PROVIDED INFORMATION:
◆ ◆ ◆ ◆

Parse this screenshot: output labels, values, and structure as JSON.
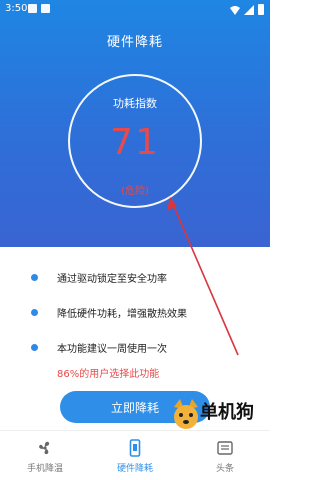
{
  "status_bar": {
    "time": "3:50"
  },
  "header": {
    "title": "硬件降耗"
  },
  "gauge": {
    "label": "功耗指数",
    "value": "71",
    "status": "(危险)"
  },
  "features": [
    {
      "text": "通过驱动锁定至安全功率"
    },
    {
      "text": "降低硬件功耗，增强散热效果"
    },
    {
      "text": "本功能建议一周使用一次"
    }
  ],
  "usage_note": "86%的用户选择此功能",
  "primary_button": {
    "label": "立即降耗"
  },
  "bottom_nav": [
    {
      "label": "手机降温",
      "icon": "fan-icon"
    },
    {
      "label": "硬件降耗",
      "icon": "phone-icon"
    },
    {
      "label": "头条",
      "icon": "news-icon"
    }
  ],
  "watermark": {
    "text": "单机狗",
    "icon": "dog-logo"
  },
  "colors": {
    "primary": "#2f8fe8",
    "danger": "#e64a4a",
    "header_top": "#1f86e3",
    "header_bottom": "#3a64d2"
  }
}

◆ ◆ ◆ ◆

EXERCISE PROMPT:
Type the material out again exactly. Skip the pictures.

TASK ANSWER:
Parse this screenshot: output labels, values, and structure as JSON.
{
  "status_bar": {
    "time": "3:50"
  },
  "header": {
    "title": "硬件降耗"
  },
  "gauge": {
    "label": "功耗指数",
    "value": "71",
    "status": "(危险)"
  },
  "features": [
    {
      "text": "通过驱动锁定至安全功率"
    },
    {
      "text": "降低硬件功耗，增强散热效果"
    },
    {
      "text": "本功能建议一周使用一次"
    }
  ],
  "usage_note": "86%的用户选择此功能",
  "primary_button": {
    "label": "立即降耗"
  },
  "bottom_nav": [
    {
      "label": "手机降温",
      "icon": "fan-icon"
    },
    {
      "label": "硬件降耗",
      "icon": "phone-icon"
    },
    {
      "label": "头条",
      "icon": "news-icon"
    }
  ],
  "watermark": {
    "text": "单机狗",
    "icon": "dog-logo"
  },
  "colors": {
    "primary": "#2f8fe8",
    "danger": "#e64a4a",
    "header_top": "#1f86e3",
    "header_bottom": "#3a64d2"
  }
}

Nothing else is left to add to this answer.